Leadership for Student Activities - February 2015, NHS & NJHS Edition - (Page 26)
Lessons for Leaders
Building Emotional Intelligence:
A Different Leadership Skill
J I M PATE R SO N
oday, discussion of leadership increasingly contains
talk about a personal attribute most of us wouldn't
have even heard of 10 years ago: emotional
intelligence. Emotional intelligence is a skill, experts believe,
that can be most easily learned at a young age. In one of
author Ken Blanchard's recent research projects, more
than 2,000 leaders said they worried about the country's
"leadership bench strength"-its capacity to train new
leaders. Then, a follow-up report asked leaders what key skills
leaders needed. The results cited communications and people
management skills first but named empathy and emotional
intelligence as other key attributes.
Empathy-or the ability to put oneself in another's
position and consider that point of view-is a key ingredient
in emotional intelligence. It helps leaders understand and
improve their work and the work of others. According to
Blanchard's report, "Leaders' ability to put others before
themselves, empathize, seek to understand, build rapport,
and show concern allows them to connect with their direct
reports. This skill directly impacts a person's ability to build
an environment based on trust, which allows people to
flourish and to achieve their full potential."
leadership for student activities
Emotional intelligence is "the ability to perceive, control
and evaluate emotions in oneself and others" (Cherry, n.d.).
Experts often say there are four parts to emotional
■ Perceiving Emotions: A person's ability to spot the
emotions of others and identify them in him or herself.
■ Understanding Emotions: The emotions we perceive
can have a wide variety of meanings.
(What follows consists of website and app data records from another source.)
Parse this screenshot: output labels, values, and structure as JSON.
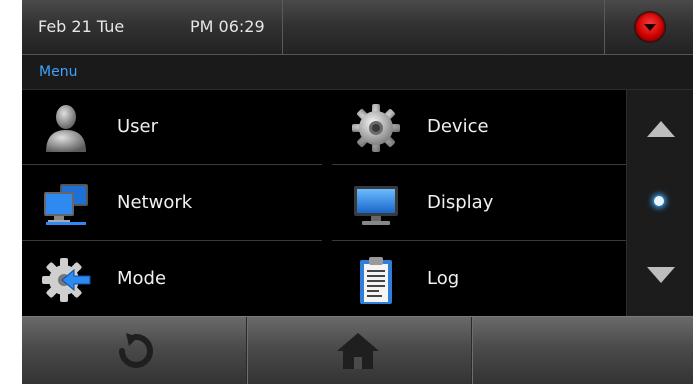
{
  "status": {
    "date": "Feb 21 Tue",
    "time": "PM 06:29",
    "dropdown_icon": "red-dropdown-icon"
  },
  "menu": {
    "title": "Menu"
  },
  "items": [
    {
      "label": "User",
      "icon": "user-icon"
    },
    {
      "label": "Device",
      "icon": "gear-icon"
    },
    {
      "label": "Network",
      "icon": "network-icon"
    },
    {
      "label": "Display",
      "icon": "monitor-icon"
    },
    {
      "label": "Mode",
      "icon": "mode-gear-arrow-icon"
    },
    {
      "label": "Log",
      "icon": "clipboard-icon"
    }
  ],
  "scroll": {
    "up_icon": "arrow-up-icon",
    "down_icon": "arrow-down-icon",
    "page": 1
  },
  "bottom": {
    "refresh_icon": "refresh-icon",
    "home_icon": "home-icon"
  },
  "colors": {
    "accent": "#3ea3ff",
    "background": "#000000",
    "alert": "#d40000"
  }
}
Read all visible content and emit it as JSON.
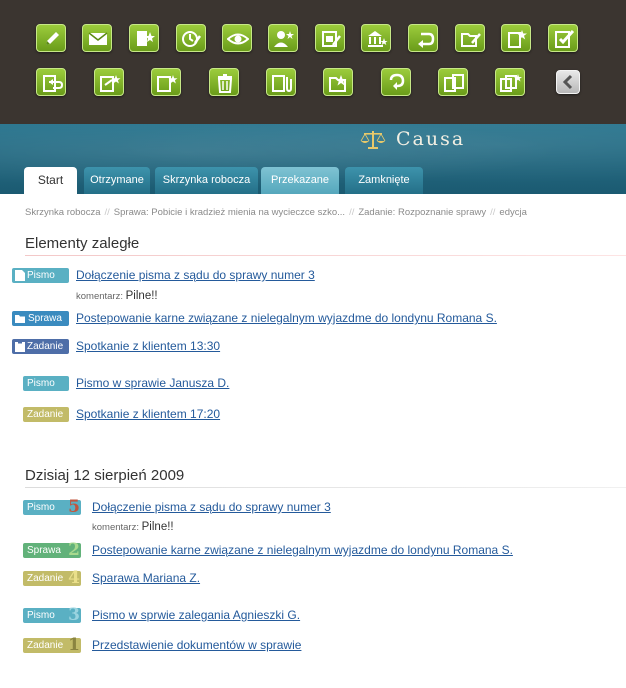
{
  "app": {
    "name": "Causa"
  },
  "toolbar": {
    "row1": [
      "edit-icon",
      "mail-icon",
      "document-star-icon",
      "clipboard-edit-icon",
      "eye-icon",
      "user-star-icon",
      "calendar-edit-icon",
      "bank-star-icon",
      "undo-icon",
      "folder-edit-icon",
      "document-star-icon",
      "document-check-icon"
    ],
    "row2": [
      "document-return-icon",
      "document-star-icon",
      "document-star-icon",
      "trash-icon",
      "paperclip-icon",
      "folder-star-icon",
      "redo-icon",
      "documents-icon",
      "documents-star-icon",
      "collapse-left-icon"
    ]
  },
  "tabs": [
    "Start",
    "Otrzymane",
    "Skrzynka robocza",
    "Przekazane",
    "Zamknięte"
  ],
  "breadcrumb": [
    "Skrzynka robocza",
    "Sprawa: Pobicie i kradzież mienia na wycieczce szko...",
    "Zadanie: Rozpoznanie sprawy",
    "edycja"
  ],
  "overdue": {
    "title": "Elementy zaległe",
    "items": [
      {
        "badge": "Pismo",
        "text": "Dołączenie pisma z sądu do sprawy numer 3",
        "comment_label": "komentarz:",
        "comment": "Pilne!!"
      },
      {
        "badge": "Sprawa",
        "text": "Postepowanie karne związane z nielegalnym wyjazdme do londynu Romana S."
      },
      {
        "badge": "Zadanie",
        "text": "Spotkanie z klientem 13:30"
      },
      {
        "badge": "Pismo",
        "text": "Pismo w sprawie Janusza D."
      },
      {
        "badge": "Zadanie",
        "text": "Spotkanie z klientem 17:20"
      }
    ]
  },
  "today": {
    "title": "Dzisiaj 12 sierpień 2009",
    "items": [
      {
        "badge": "Pismo",
        "number": "5",
        "text": "Dołączenie pisma z sądu do sprawy numer 3",
        "comment_label": "komentarz:",
        "comment": "Pilne!!"
      },
      {
        "badge": "Sprawa",
        "number": "2",
        "text": "Postepowanie karne związane z nielegalnym wyjazdme do londynu Romana S."
      },
      {
        "badge": "Zadanie",
        "number": "4",
        "text": "Sparawa Mariana Z."
      },
      {
        "badge": "Pismo",
        "number": "3",
        "text": "Pismo w sprwie zalegania Agnieszki G."
      },
      {
        "badge": "Zadanie",
        "number": "1",
        "text": "Przedstawienie dokumentów w sprawie"
      }
    ]
  }
}
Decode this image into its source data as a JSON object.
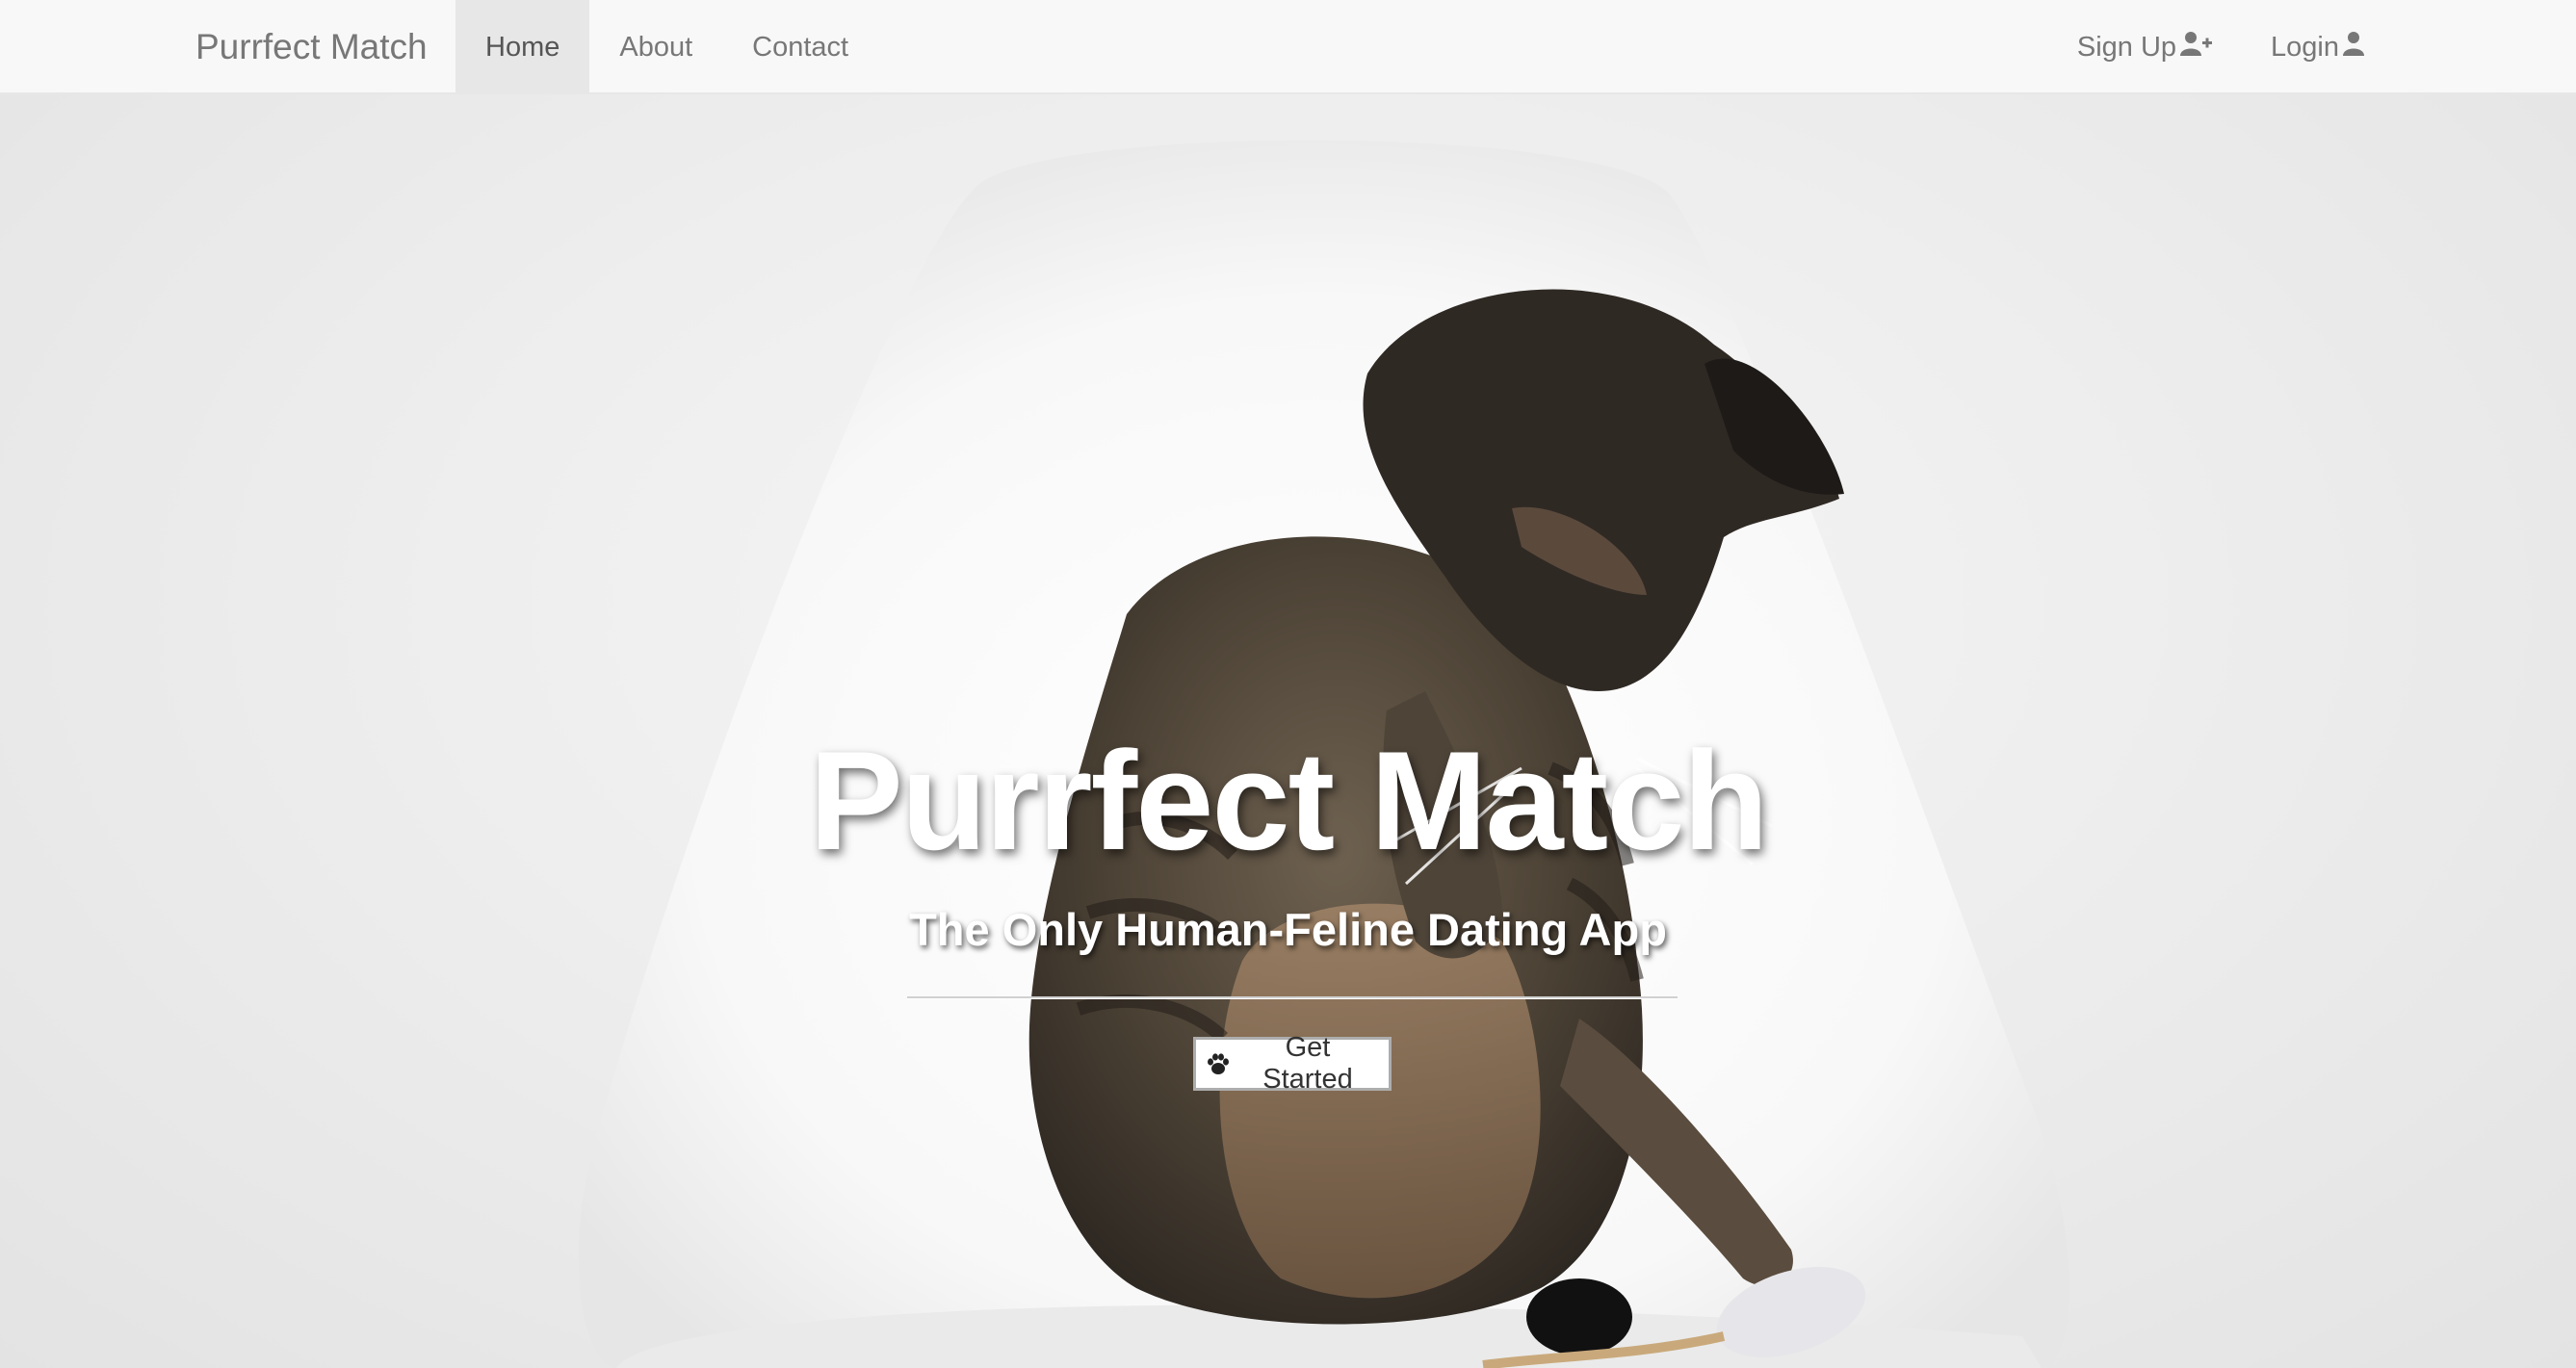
{
  "navbar": {
    "brand": "Purrfect Match",
    "left_items": [
      {
        "label": "Home",
        "active": true
      },
      {
        "label": "About",
        "active": false
      },
      {
        "label": "Contact",
        "active": false
      }
    ],
    "right_items": [
      {
        "label": "Sign Up",
        "icon": "user-plus-icon"
      },
      {
        "label": "Login",
        "icon": "user-icon"
      }
    ]
  },
  "hero": {
    "title": "Purrfect Match",
    "subtitle": "The Only Human-Feline Dating App",
    "cta_label": "Get Started",
    "cta_icon": "paw-icon",
    "background_image": "tabby cat on white chair playing with toy mouse"
  },
  "colors": {
    "navbar_bg": "#f8f8f8",
    "navbar_active_bg": "#e7e7e7",
    "nav_text": "#777777",
    "hero_text": "#ffffff"
  }
}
One has to be able
to understand, for instance, that their own anger or
satisfaction may come from something deeper than it first
appears and that emotions perceived in others may not be
immediately visible or accurate.
■ Reasoning with Emotions: Finding a way to use emotions
to improve thinking and understanding that emotions, for
better or worse, often drive our attention and thinking.
■ Managing Emotions: A key part of emotional
intelligence. Regulating emotions, responding
appropriately to what one feels, and responding to the
emotions of others are all important (Cherry, n.d.).
In the journal Human Resources, leadership researcher
Jennifer George (2000) stated: "Emotional intelligence has
Table of Contents for the Digital Edition of Leadership for Student Activities - February 2015, NHS & NJHS Edition
Questions & Answers
From the Director
Maintaining School Spirit in a Digital Age
Building Teams, Building Friendships
Middle Level Activities
Lessons for Leaders
Things to Do
Leadership for Student Activities - February 2015, NHS & NJHS Edition